What is possibly the most difficult thing to explain about the current plans is why the City of Westminster, so long opposed to such schemes, is suddenly very supportive. They do not appear to have openly stated this, but this seems to be because this plan is not just about Oxford Street.
To fully understand Westminster’s point of view, one has to appreciate that Oxford Street may be at the heart of a shopping area, but it does not represent the whole. South of Oxford Street is Bond Street and the up-market, pedestrianised South Molton Street. To the north there are a multitude of small outlets similarly catering for more up-market clientele.

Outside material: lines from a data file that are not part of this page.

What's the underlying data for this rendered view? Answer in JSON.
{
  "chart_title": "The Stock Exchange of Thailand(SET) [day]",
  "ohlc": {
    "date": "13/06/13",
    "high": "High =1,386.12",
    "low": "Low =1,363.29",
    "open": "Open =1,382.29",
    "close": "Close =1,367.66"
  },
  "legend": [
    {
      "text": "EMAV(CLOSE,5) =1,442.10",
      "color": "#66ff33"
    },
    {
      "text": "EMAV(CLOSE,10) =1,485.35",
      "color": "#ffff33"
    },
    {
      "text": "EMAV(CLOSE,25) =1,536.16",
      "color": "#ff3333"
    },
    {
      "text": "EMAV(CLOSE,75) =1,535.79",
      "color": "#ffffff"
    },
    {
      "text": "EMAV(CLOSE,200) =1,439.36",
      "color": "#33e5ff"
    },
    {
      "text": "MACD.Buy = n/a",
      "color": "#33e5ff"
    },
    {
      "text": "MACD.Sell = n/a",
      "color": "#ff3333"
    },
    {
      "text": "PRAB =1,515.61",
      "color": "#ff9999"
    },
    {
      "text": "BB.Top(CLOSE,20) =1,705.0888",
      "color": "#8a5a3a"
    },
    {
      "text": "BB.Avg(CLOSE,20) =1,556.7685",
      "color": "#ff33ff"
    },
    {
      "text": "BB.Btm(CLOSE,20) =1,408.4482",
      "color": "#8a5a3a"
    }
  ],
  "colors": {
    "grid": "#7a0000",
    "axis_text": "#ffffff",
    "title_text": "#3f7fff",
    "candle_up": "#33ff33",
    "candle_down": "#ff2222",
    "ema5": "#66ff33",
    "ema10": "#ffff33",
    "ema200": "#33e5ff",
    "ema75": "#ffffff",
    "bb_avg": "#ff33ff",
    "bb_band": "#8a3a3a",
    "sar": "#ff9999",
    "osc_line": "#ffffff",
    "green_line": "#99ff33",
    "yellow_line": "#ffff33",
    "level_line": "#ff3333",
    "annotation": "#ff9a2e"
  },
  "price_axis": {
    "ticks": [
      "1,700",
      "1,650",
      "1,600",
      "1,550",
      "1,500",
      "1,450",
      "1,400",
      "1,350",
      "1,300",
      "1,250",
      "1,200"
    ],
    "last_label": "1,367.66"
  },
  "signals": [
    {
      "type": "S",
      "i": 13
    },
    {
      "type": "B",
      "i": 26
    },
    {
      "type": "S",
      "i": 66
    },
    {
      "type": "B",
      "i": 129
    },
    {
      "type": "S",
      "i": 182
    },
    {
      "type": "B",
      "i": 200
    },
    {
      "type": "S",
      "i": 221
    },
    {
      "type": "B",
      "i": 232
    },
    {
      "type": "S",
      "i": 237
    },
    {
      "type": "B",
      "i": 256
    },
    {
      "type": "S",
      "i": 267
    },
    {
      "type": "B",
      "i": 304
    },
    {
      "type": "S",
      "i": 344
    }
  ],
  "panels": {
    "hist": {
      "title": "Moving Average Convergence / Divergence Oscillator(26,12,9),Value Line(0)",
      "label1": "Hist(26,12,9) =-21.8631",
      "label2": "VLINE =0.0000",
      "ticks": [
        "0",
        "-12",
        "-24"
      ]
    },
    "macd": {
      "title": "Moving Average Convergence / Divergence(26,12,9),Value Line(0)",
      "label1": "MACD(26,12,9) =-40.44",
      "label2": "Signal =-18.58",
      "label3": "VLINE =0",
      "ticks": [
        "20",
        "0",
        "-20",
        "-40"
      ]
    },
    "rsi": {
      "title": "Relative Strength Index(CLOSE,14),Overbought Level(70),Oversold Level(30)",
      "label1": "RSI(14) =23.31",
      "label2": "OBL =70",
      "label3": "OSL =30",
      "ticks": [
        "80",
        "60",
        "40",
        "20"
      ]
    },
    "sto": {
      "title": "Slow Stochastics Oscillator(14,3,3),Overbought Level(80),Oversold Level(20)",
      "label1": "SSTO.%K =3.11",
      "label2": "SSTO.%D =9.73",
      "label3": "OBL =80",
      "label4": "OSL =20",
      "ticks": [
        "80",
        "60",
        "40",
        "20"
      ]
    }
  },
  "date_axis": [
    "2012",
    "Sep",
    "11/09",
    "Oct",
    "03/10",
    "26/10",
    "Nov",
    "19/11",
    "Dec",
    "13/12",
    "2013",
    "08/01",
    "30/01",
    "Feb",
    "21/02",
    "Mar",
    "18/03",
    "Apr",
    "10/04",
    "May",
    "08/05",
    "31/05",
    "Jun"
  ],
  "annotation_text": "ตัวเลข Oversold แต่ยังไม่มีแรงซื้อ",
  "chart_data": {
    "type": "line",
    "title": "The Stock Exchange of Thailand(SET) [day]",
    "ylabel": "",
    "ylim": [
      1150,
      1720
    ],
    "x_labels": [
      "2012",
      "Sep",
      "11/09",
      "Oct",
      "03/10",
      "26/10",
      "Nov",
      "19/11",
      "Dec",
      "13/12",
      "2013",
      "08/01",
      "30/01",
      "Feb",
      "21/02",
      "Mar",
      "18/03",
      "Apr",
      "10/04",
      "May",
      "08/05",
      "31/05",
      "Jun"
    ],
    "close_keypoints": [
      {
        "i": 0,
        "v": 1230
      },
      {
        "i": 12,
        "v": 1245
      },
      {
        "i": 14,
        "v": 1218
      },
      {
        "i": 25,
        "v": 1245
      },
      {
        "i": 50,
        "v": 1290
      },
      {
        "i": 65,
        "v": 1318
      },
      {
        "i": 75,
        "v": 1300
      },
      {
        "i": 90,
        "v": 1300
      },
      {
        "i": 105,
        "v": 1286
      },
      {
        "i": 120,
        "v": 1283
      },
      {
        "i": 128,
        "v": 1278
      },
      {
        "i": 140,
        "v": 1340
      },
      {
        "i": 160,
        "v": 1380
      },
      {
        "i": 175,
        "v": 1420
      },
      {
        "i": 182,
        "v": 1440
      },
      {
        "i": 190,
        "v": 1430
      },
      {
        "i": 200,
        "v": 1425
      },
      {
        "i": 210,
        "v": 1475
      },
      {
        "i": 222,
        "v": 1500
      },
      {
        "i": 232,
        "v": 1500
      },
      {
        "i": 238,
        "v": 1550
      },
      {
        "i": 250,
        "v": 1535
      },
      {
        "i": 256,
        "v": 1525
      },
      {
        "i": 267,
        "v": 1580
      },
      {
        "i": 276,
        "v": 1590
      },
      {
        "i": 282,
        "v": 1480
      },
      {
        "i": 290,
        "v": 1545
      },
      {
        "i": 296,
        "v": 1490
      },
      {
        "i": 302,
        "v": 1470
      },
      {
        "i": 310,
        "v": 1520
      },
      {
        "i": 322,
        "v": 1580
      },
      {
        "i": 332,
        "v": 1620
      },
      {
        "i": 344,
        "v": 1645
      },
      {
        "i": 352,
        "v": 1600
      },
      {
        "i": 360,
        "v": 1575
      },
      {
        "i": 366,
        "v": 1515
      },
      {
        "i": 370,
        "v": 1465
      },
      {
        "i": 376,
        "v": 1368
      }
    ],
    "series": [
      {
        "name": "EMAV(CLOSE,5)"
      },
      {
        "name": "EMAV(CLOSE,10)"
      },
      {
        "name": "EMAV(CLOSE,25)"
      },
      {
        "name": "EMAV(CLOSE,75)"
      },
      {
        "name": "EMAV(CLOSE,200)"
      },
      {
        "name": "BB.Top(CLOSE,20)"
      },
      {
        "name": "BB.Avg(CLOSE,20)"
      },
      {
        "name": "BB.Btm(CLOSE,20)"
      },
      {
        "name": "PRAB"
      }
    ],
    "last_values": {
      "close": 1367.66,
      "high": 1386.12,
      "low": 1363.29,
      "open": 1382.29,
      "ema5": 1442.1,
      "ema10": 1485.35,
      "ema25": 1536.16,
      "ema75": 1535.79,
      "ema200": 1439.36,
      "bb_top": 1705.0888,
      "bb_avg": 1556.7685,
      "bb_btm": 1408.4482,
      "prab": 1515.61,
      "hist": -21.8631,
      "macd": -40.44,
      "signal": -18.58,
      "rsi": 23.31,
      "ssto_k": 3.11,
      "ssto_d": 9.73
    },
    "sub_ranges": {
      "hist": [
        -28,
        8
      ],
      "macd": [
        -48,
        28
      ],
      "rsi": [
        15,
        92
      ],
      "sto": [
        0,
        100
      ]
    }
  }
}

Of particular note is the delightful St Christopher’s Place, accessed from Oxford Street by a very narrow passageway in the vicinity of Bond Street station. Yet this is just one of a number of side roads emanating from Oxford Street that are probably more worthy of ‘the Oxford Street treatment’ than Oxford Street itself.
One strongly suspects that Westminster treats this area north of Oxford Street as a potential jewel and it is the fact that the ‘Oxford Street’ scheme aims to work positively for this area that has swayed the City of Westminster’s opinion.

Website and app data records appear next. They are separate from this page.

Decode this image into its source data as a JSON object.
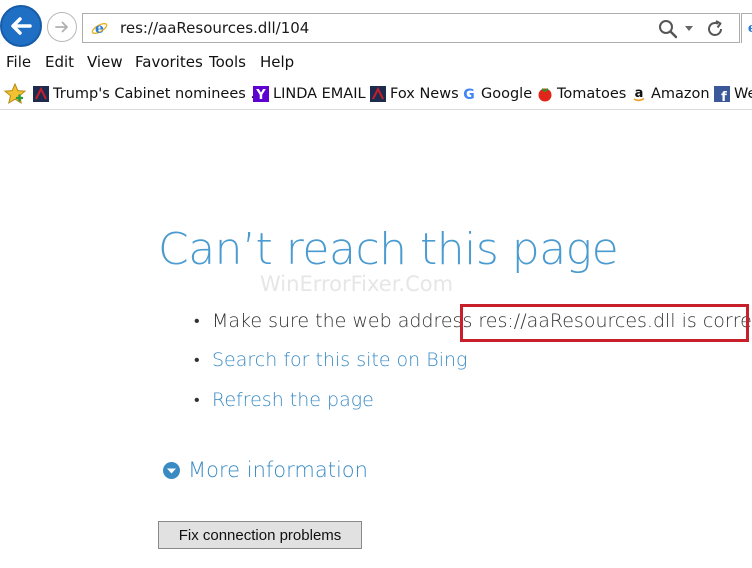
{
  "address_bar": {
    "url": "res://aaResources.dll/104"
  },
  "menu": {
    "items": [
      "File",
      "Edit",
      "View",
      "Favorites",
      "Tools",
      "Help"
    ]
  },
  "favorites": {
    "items": [
      {
        "label": "Trump's Cabinet nominees ...",
        "icon": "news-icon"
      },
      {
        "label": "LINDA EMAIL",
        "icon": "yahoo-icon"
      },
      {
        "label": "Fox News",
        "icon": "news-icon"
      },
      {
        "label": "Google",
        "icon": "google-icon"
      },
      {
        "label": "Tomatoes",
        "icon": "tomato-icon"
      },
      {
        "label": "Amazon",
        "icon": "amazon-icon"
      },
      {
        "label": "We",
        "icon": "facebook-icon"
      }
    ]
  },
  "error_page": {
    "title": "Can’t reach this page",
    "watermark": "WinErrorFixer.Com",
    "line1_prefix": "Make sure the web address",
    "line1_highlight": "res://aaResources.dll is correct",
    "search_link": "Search for this site on Bing",
    "refresh_link": "Refresh the page",
    "more_info": "More information",
    "fix_button": "Fix connection problems"
  },
  "colors": {
    "title": "#4a9bd0",
    "link": "#3a8bc4",
    "highlight_border": "#c8202a",
    "back_button": "#1f6fc4"
  }
}
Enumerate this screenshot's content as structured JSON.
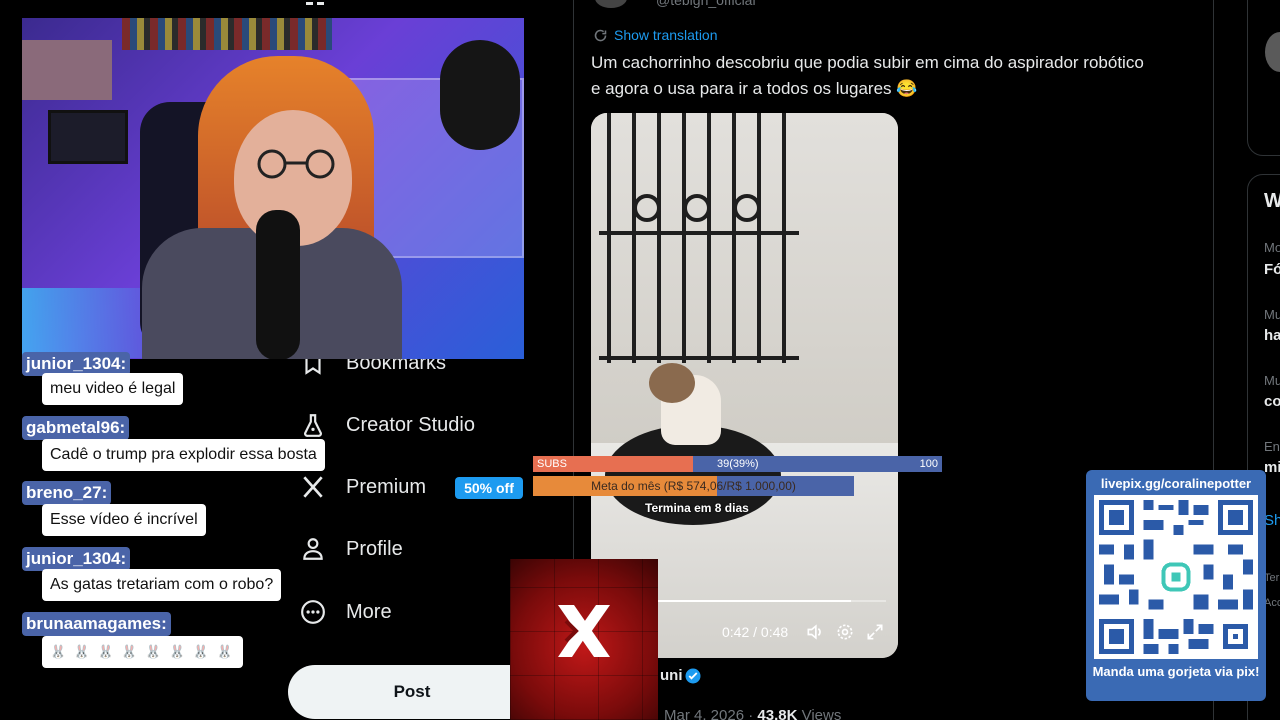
{
  "sidebar": {
    "items": [
      {
        "label": "Bookmarks",
        "icon": "bookmark-icon"
      },
      {
        "label": "Creator Studio",
        "icon": "flask-icon"
      },
      {
        "label": "Premium",
        "icon": "x-logo-icon"
      },
      {
        "label": "Profile",
        "icon": "person-icon"
      },
      {
        "label": "More",
        "icon": "more-circle-icon"
      }
    ],
    "premium_badge": "50% off",
    "post_label": "Post"
  },
  "tweet": {
    "handle_partial": "@tebigh_official",
    "show_translation": "Show translation",
    "text": "Um cachorrinho descobriu que podia subir em cima do aspirador robótico e agora o usa para ir a todos os lugares 😂",
    "video_time": "0:42 / 0:48",
    "video_progress": 0.875,
    "author_partial": "uni",
    "date_partial": "Mar 4, 2026 · ",
    "views_count": "43.8K",
    "views_label": " Views"
  },
  "right_column": {
    "card_title_partial": "W",
    "trends": [
      {
        "context": "Mo",
        "name": "Fó"
      },
      {
        "context": "Mu",
        "name": "ha"
      },
      {
        "context": "Mu",
        "name": "co"
      },
      {
        "context": "En",
        "name": "mi"
      }
    ],
    "show_more_partial": "Sh",
    "footer_1": "Ter",
    "footer_2": "Acc"
  },
  "chat": {
    "messages": [
      {
        "user": "junior_1304:",
        "text": "meu video é legal"
      },
      {
        "user": "gabmetal96:",
        "text": "Cadê o trump pra explodir essa bosta"
      },
      {
        "user": "breno_27:",
        "text": "Esse vídeo é incrível"
      },
      {
        "user": "junior_1304:",
        "text": "As gatas tretariam com o robo?"
      },
      {
        "user": "brunaamagames:",
        "text": "🐰 🐰 🐰 🐰 🐰 🐰 🐰 🐰"
      }
    ]
  },
  "overlay": {
    "subs_label": "SUBS",
    "subs_progress": "39(39%)",
    "subs_goal": "100",
    "subs_fraction": 0.39,
    "goal_label": "Meta do mês (R$ 574,06/R$ 1.000,00)",
    "goal_fraction": 0.574,
    "goal_ends": "Termina em 8 dias",
    "livepix_url": "livepix.gg/coralinepotter",
    "livepix_cta": "Manda uma gorjeta via pix!"
  },
  "colors": {
    "accent": "#1d9bf0",
    "chat_user_bg": "#4a64a8",
    "subs_fill": "#e76f51",
    "livepix_bg": "#3a6ab4"
  }
}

A better Wigmore Street
In the past, Wigmore Street to the north of Oxford Street has been treated as a potential alternative to Oxford Street for traffic. In the current plans even Wigmore Street becomes more pedestrian-friendly with lights having a pedestrian phase at every junction.
Of special note is Marylebone Lane, again much more up-market than Oxford St. The attractive part of this road is located to the north of Wigmore Street. Of particular significance is the raised table in Wigmore Street to slow traffic in order to allow pedestrians to cross safely from St Christopher’s Place to a narrow alley that leads into Marylebone Lane. A light-controlled crossing was rejected because of the sheer volume of pedestrians expected to use this route!
The south end of Marylebone Lane, which is currently far less attractive than its northern counterpart, meets Oxford Street by the new northern entrance of Bond Street station. Immediately outside the Tube station the streetscape has been improved, but really this highlights just how awful the rest of this section of the road currently is and how it could be so much better. This is important, not just as a potential walking route, but also to provide access to buses that will be running not far to the north of Bond Street Station.
An alternative view
The City of Westminster could almost look at this as a scheme to improve the environment north of Oxford Street, with the fact that it pedestrianises Oxford Street itself just a feature. That TfL and the Mayor will be picking up the substantial bill is, of course, an added benefit.
First steps to implementation
The current consultation ended on 3rd January 2018. It is a consultation not a referendum so, whatever the result, the scheme will go ahead in some form. TfL will need to start arranging minor preparatory work around Easter, with more substantial work starting in the summer. Just the logistics of implementing the scheme will be a challenge and this was something not covered by the consultation.
The consultation for the next step, pedestrianisation of the east side of Oxford Street and related local streets, is due shortly if the most recent Customer Service and Operational Report is to be believed.
Upsetting and pleasing a lot of people
There will undoubtedly be people upset and aggrieved by the implementation of the scheme. The will also be many new visitors to the area who will like what they see and experience. A lot of people expect a shift in the type of people who visit, with those who would not be seen dead on a bus quite willing to take the Elizabeth line to either the Oxford Street shops or the more upmarket ones in the surrounding area.
The City of Westminster probably has a lot riding on this scheme economically and the Mayor has effectively staked his reputation on this scheme. The scheme will have a fairly drastic effect on the West End.
The question might be: ‘Is this a worthwhile scheme and should it happen?’ but, given various environmental, health and safety concerns a better question may be: ‘in reality was there ever really a choice?’